The electoral support for Putin is also not necessarily related to Russian people’s loyalty to their president. Certainly, there is a great deal of propaganda that contributes to Putin’s popularity among the ordinary people. However, according to a recent public opinion poll by Levada-Centre, 55 percent of Russians vote for Putin because they do not see any viable alternatives. Real political opposition leaders are banned from participating in elections, while other politicians are unable to generate electoral support among Russian citizens.
Putin is free of blame but responsible for everything
The naïve monarchist myth helps Putin to ascribe all failures to corrupt elites and officials, thereby preserving his image of a just and benevolent president. However, this myth has another side: by positioning himself as the father of the nation, who stands above all authorities and institutions, Putin automatically becomes responsible for everything that goes on in the country.
President Putin meets local activists and family members of those killed and injured in the fire in Kemerovo. Photo: Kremlin.ru
Therefore, any local dissent has the potential to become a political protest. By appealing to the president, the Volokolamsk protesters made their apolitical problem very political. Likewise, the people protesting in the Siberian city of Kemerovo – where a shopping mall fire claimed the lives of more than 60 people – demanded that Putin come to them and answer their questions. Certainly, the president is not responsible for the fire or for the toxic landfill, but he created a top-down power structure that makes governmental institutions completely inefficient in solving problems without presidential intervention.
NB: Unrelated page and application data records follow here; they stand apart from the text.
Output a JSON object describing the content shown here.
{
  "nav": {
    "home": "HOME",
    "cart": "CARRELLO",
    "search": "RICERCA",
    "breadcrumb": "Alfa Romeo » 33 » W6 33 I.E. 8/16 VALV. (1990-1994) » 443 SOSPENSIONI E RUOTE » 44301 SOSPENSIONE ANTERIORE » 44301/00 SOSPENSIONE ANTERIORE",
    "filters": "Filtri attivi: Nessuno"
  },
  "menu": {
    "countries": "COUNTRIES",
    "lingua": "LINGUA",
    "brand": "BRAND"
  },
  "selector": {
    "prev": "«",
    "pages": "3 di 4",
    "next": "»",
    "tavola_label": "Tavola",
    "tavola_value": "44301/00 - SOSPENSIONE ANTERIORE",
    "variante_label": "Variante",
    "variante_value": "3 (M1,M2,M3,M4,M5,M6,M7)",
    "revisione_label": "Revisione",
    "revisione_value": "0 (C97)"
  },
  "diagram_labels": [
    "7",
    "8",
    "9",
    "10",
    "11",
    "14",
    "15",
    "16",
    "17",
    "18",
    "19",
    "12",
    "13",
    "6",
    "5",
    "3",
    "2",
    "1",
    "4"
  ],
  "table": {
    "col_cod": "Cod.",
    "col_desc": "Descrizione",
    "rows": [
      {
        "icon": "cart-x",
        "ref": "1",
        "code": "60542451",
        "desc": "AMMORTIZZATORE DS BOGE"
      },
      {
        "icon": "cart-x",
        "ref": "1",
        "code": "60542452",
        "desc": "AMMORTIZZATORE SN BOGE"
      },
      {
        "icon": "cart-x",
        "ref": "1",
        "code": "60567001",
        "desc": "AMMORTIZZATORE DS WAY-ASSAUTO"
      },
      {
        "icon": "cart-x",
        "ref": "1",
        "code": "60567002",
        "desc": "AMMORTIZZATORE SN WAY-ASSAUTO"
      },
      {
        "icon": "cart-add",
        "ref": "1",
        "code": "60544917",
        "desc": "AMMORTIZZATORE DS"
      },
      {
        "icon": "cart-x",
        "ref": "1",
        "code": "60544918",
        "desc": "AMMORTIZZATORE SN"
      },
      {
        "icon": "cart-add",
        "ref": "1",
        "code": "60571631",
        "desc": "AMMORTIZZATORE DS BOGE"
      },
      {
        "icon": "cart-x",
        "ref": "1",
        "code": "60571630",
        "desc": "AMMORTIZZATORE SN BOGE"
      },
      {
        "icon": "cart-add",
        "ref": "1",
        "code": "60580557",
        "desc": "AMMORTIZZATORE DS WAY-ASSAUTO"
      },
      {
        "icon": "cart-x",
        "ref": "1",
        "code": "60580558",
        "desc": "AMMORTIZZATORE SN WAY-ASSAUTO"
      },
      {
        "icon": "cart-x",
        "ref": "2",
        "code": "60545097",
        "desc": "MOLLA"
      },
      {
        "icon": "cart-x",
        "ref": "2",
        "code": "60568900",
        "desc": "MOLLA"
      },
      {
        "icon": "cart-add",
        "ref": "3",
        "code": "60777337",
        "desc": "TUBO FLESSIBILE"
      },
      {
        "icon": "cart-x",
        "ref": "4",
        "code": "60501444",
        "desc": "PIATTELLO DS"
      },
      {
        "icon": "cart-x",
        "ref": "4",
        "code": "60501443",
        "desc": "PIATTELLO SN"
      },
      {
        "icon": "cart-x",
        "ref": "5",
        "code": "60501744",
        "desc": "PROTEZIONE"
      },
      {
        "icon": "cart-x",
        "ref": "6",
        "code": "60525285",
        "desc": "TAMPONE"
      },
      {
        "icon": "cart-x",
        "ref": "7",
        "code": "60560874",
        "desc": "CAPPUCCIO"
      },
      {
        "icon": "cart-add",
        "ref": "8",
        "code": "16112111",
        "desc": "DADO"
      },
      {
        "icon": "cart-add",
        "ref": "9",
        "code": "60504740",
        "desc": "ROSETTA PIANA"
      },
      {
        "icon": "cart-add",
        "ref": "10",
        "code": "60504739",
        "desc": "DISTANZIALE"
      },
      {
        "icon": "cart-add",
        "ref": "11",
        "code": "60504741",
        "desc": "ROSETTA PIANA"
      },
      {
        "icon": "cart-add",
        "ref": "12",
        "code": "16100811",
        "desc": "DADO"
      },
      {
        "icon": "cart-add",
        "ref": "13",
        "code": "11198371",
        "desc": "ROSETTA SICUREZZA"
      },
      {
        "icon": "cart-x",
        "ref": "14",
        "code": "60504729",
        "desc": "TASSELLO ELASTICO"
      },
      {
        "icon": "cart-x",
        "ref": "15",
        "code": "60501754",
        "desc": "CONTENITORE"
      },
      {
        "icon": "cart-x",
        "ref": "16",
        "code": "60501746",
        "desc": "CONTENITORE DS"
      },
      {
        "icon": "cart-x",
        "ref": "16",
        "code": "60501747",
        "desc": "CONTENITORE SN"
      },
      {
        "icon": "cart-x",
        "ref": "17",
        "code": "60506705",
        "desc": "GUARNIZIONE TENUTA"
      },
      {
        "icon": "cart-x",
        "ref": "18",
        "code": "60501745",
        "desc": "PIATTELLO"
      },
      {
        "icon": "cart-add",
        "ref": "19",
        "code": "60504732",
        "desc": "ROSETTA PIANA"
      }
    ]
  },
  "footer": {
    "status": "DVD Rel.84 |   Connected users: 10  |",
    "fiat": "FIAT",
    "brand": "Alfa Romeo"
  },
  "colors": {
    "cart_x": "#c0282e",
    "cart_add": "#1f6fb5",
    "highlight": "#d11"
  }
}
Tragic cases such as Kemerovo and Volokolamsk are very dangerous to the existing regime, as they could prompt ordinary people to abandon the naïve monarchist rhetoric and speak their minds. Being afraid of this, Putin did not meet the protesters; his public appearance in these moments would have endangered the myth of a benevolent president-protector of ordinary Russians, and thus, the basic principles of his regime itself.
Historians argue that naïve monarchism declined on the eve of the Russian Revolution because the Tsarist regime could no longer draw on it. How long will Putin’s regime be able to maintain its own naïve monarchist myths?